Over the time she was editor, she would give me helpful suggestions and critiques, which I greatly appreciated. After all, she was a veteran newspaper person, and she knew her stuff. She gently suggested my pieces were too long. I took her advice to heart and over time I think my writing became better.

We met in person a couple of times, and she was encouraging. She also complimented me in her own column on occasion. Mostly, though, I would send her my column each week by email, and we rarely spoke. 


At first, I pretty much engaged in storytelling, similar to some of the things I have written here. I wrote a lot about family life, both the one I was still raising at the time and the one I grew up with. 

Over time I expanded my subject matter to include commentary on local issues, as well as the occasional book review, politics (local, state and national), and some pieces on interesting people. But to this day I also still tell stories, which is what readers seem to enjoy the most. 
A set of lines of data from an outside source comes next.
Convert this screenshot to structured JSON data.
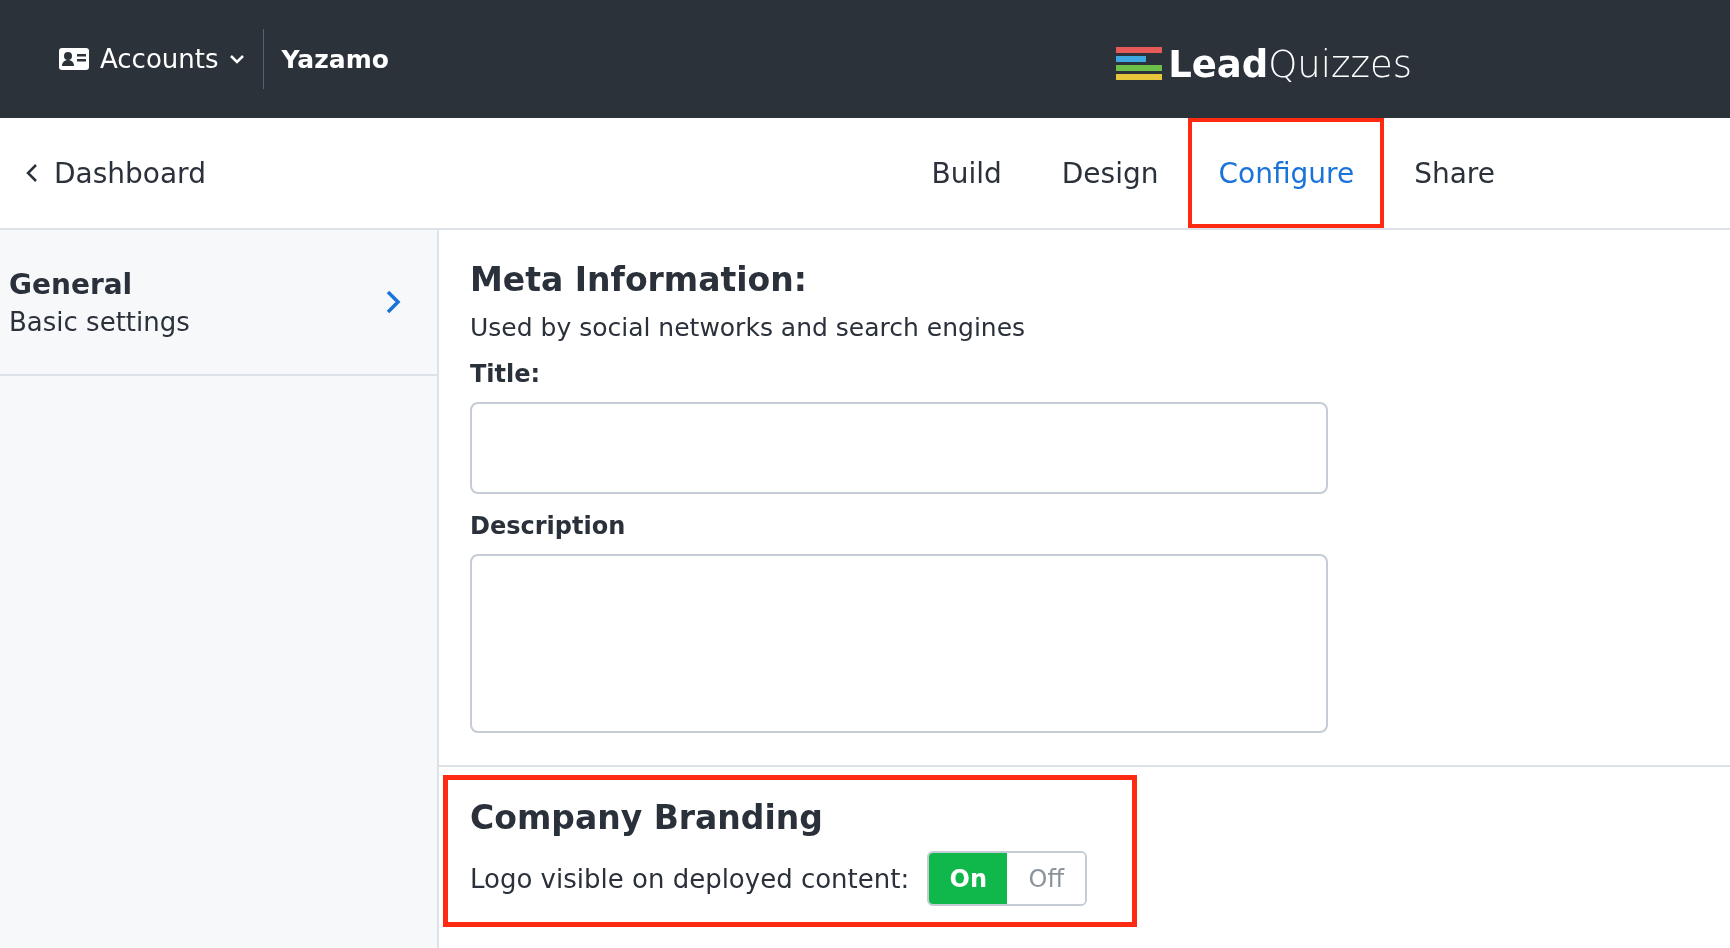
{
  "topbar": {
    "accounts_label": "Accounts",
    "account_name": "Yazamo",
    "logo": "**Lead**Quizzes"
  },
  "nav": {
    "back_label": "Dashboard",
    "tabs": [
      {
        "label": "Build",
        "selected": false,
        "highlighted": false
      },
      {
        "label": "Design",
        "selected": false,
        "highlighted": false
      },
      {
        "label": "Configure",
        "selected": true,
        "highlighted": true
      },
      {
        "label": "Share",
        "selected": false,
        "highlighted": false
      }
    ]
  },
  "sidebar": {
    "items": [
      {
        "title": "General",
        "subtitle": "Basic settings"
      }
    ]
  },
  "meta": {
    "heading": "Meta Information:",
    "subheading": "Used by social networks and search engines",
    "fields": [
      {
        "kind": "input",
        "label": "Title:"
      },
      {
        "kind": "textarea",
        "label": "Description"
      }
    ]
  },
  "branding": {
    "highlighted": true,
    "heading": "Company Branding",
    "label": "Logo visible on deployed content:",
    "on_label": "On",
    "off_label": "Off",
    "on": true
  }
}
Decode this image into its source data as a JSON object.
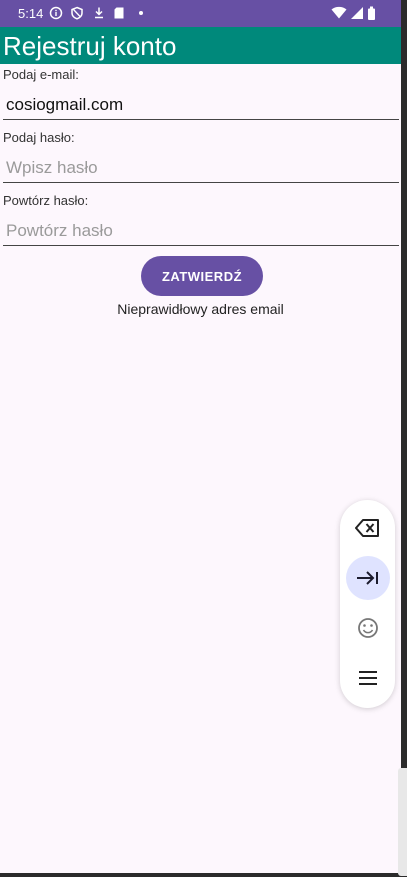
{
  "status_bar": {
    "time": "5:14"
  },
  "app_bar": {
    "title": "Rejestruj konto"
  },
  "form": {
    "email_label": "Podaj e-mail:",
    "email_value": "cosiogmail.com",
    "password_label": "Podaj hasło:",
    "password_placeholder": "Wpisz hasło",
    "password_value": "",
    "repeat_label": "Powtórz hasło:",
    "repeat_placeholder": "Powtórz hasło",
    "repeat_value": "",
    "submit_label": "ZATWIERDŹ",
    "error_message": "Nieprawidłowy adres email"
  },
  "keyboard_toolbar": {
    "buttons": [
      "backspace-icon",
      "tab-icon",
      "emoji-icon",
      "menu-icon"
    ]
  },
  "colors": {
    "status_bar": "#6750a4",
    "app_bar": "#00897b",
    "button": "#6750a4",
    "background": "#fdf7fd"
  }
}
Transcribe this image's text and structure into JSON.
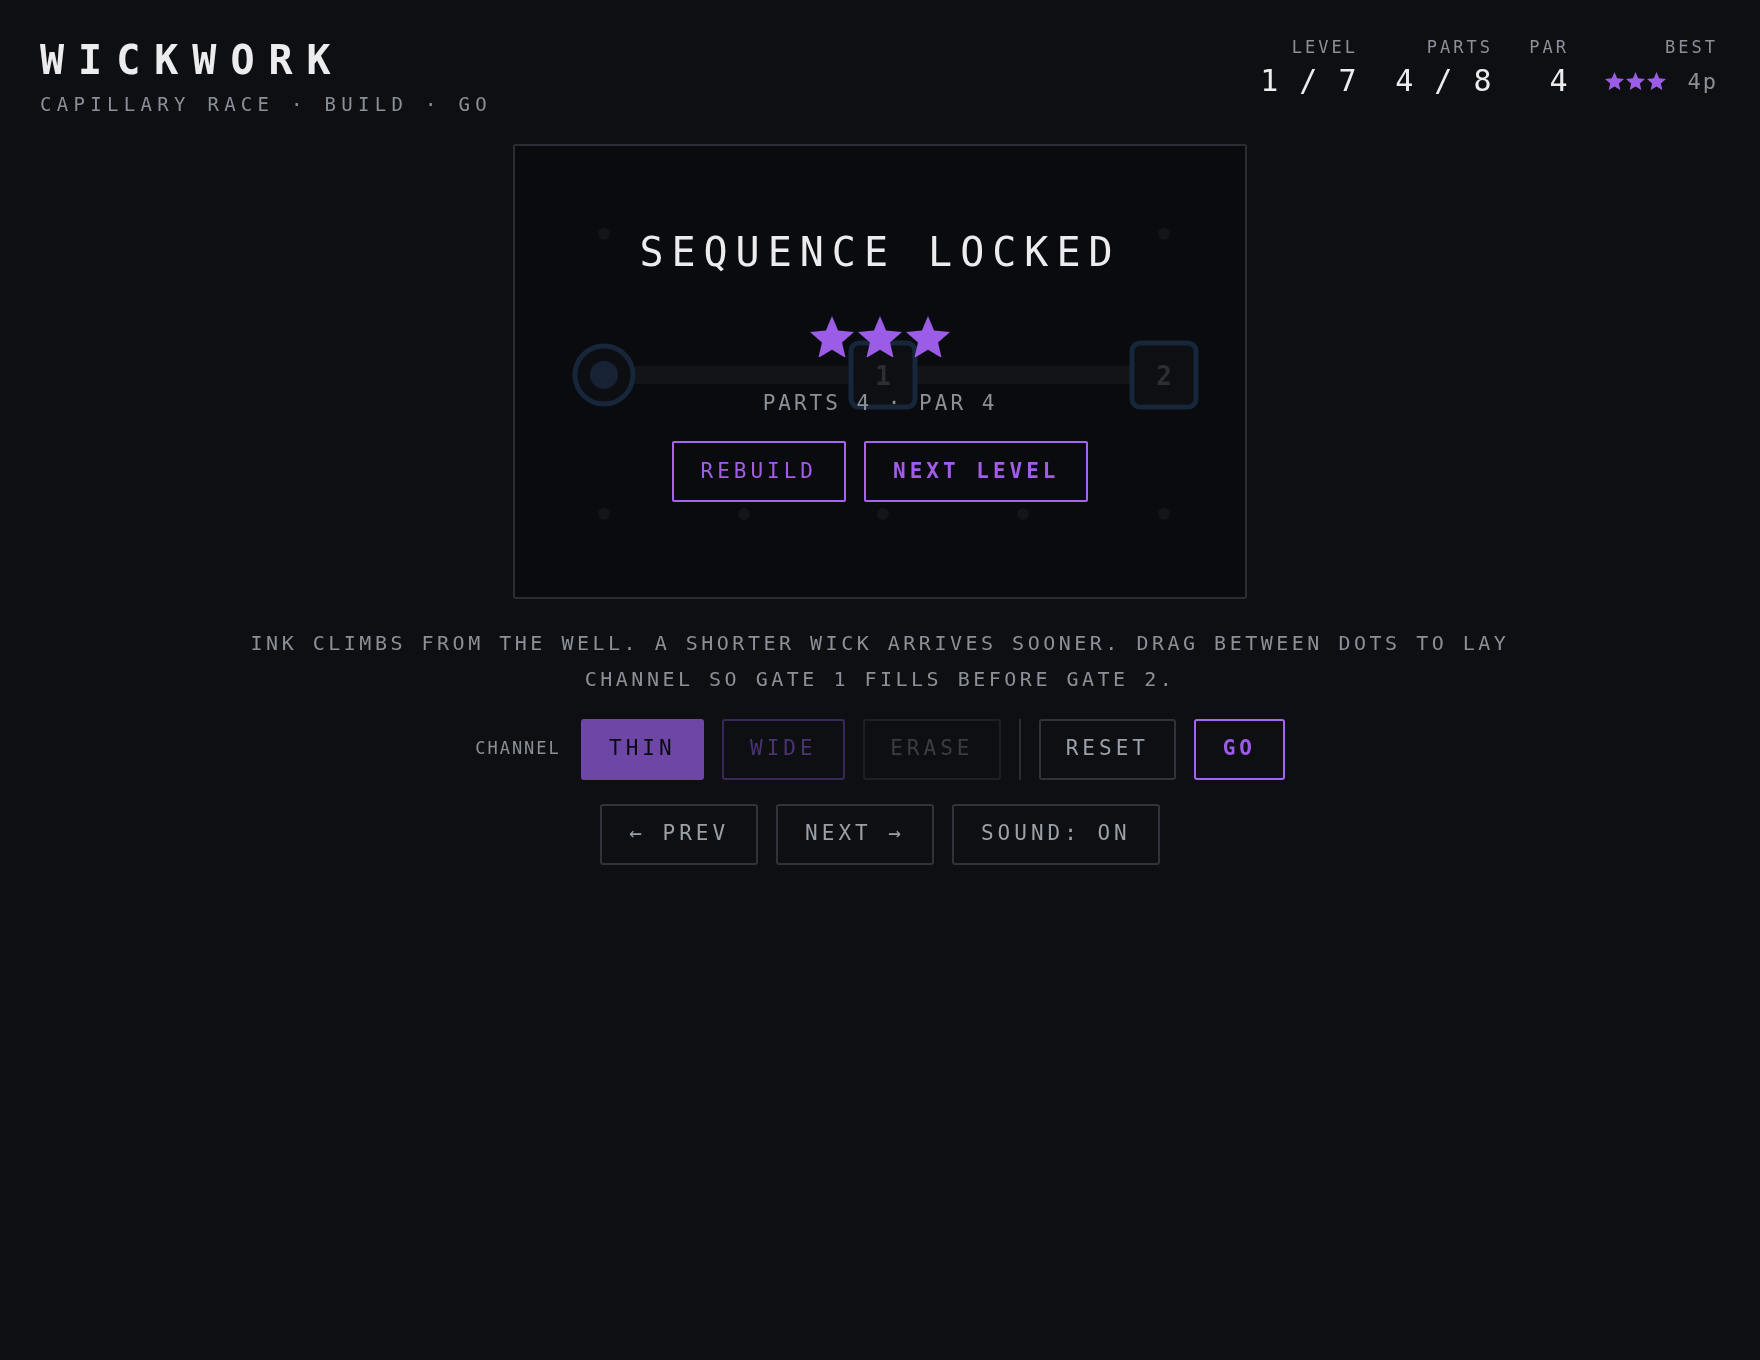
{
  "app": {
    "title": "WICKWORK",
    "subtitle": "CAPILLARY RACE · BUILD · GO"
  },
  "hud": [
    {
      "label": "LEVEL",
      "value": "1 / 7"
    },
    {
      "label": "PARTS",
      "value": "4 / 8"
    },
    {
      "label": "PAR",
      "value": "4"
    }
  ],
  "best": {
    "label": "BEST",
    "stars": 3,
    "value": "4p"
  },
  "board": {
    "gates": [
      {
        "label": "1"
      },
      {
        "label": "2"
      }
    ]
  },
  "result": {
    "title": "SEQUENCE LOCKED",
    "stars": 3,
    "summary": "PARTS 4 · PAR 4",
    "buttons": [
      {
        "label": "REBUILD",
        "kind": "secondary"
      },
      {
        "label": "NEXT LEVEL",
        "kind": "primary"
      }
    ]
  },
  "instructions": "INK CLIMBS FROM THE WELL. A SHORTER WICK ARRIVES SOONER. DRAG BETWEEN DOTS TO LAY CHANNEL SO GATE 1 FILLS BEFORE GATE 2.",
  "toolbar": {
    "label": "CHANNEL",
    "tools": [
      {
        "label": "THIN",
        "kind": "brush",
        "selected": true
      },
      {
        "label": "WIDE",
        "kind": "brush",
        "selected": false
      },
      {
        "label": "ERASE",
        "kind": "erase",
        "selected": false
      }
    ],
    "actions": [
      {
        "label": "RESET",
        "kind": "secondary"
      },
      {
        "label": "GO",
        "kind": "primary"
      }
    ]
  },
  "nav": [
    {
      "label": "← PREV"
    },
    {
      "label": "NEXT →"
    },
    {
      "label": "SOUND: ON"
    }
  ]
}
I get good feedback from those readers -- not a lot, but enough to keep me going. A few months ago, one of them read my column on the book "The Moviegoer" by Walker Percy, and asked if I would like to meet him and discuss it. 

Turns out he had written his master's thesis on Percy and was thrilled to find another English nerd to discuss him with. We met for a beer and had a great time. 

As I tell anyone who asks, it's a labor of love. I thoroughly enjoy doing it. 


After two or three years (I can't remember the exact timing), the original editor and founder sold out to her partner. I knew nothing of this until I read about it in the publication. Again, I'm not an employee or even a contractor, so they owe me no advance notice about anything. 

The surviving partner served as my editor for perhaps a year or so, until she assumed the role of publisher. After that, I went through several editors. I received very little feedback and never met any of them personally. I continued to send my column by email on Friday, and it would run on Monday. 

Except when it didn't. Sometimes it would not show up on Monday. I might send an email asking the editor about it, and he/she would apologize, and go ahead and run it, or tell me sorry, we'll run it next week. 


A couple of years ago, the partner who bought out my original editor sold to a publishing company that owns some other publications in the area. She stayed with them until late last year, when she retired. 

I had the same editor for about two years, but she left about a month ago. For the first three columns I submitted to my latest editor, things ran smoothly. But the column I submitted last Friday was not posted Monday. 

And I decided not to say anything about it. Tomorrow, when I submit my column for this Monday, I'll tell her last week's piece never ran and I would like to know if there is a problem. I'm almost certain there is not, that it was another oversight, but I would like to make my point. 

The fact is, I now write a column for a publication owned by a publishing company. I don't know any of the people and they don't know me. I am not an employee, and we operate, I suppose, under an assumed agreement based on the one I made with the original editor and founder some 11 years ago. 

I say all this not to complain, as nobody owes me anything, but to summarize where things stand. I still enjoy writing the column, but I don't want to spend the time writing it if I can't count on it being posted. 

Sometimes I think I need to establish a more formal arrangement, but I also don't want to call attention to myself and have someone think I'm not worth the trouble. 

It's been a fun ride for nearly 11 years. It's anybody's guess if there are still years to go.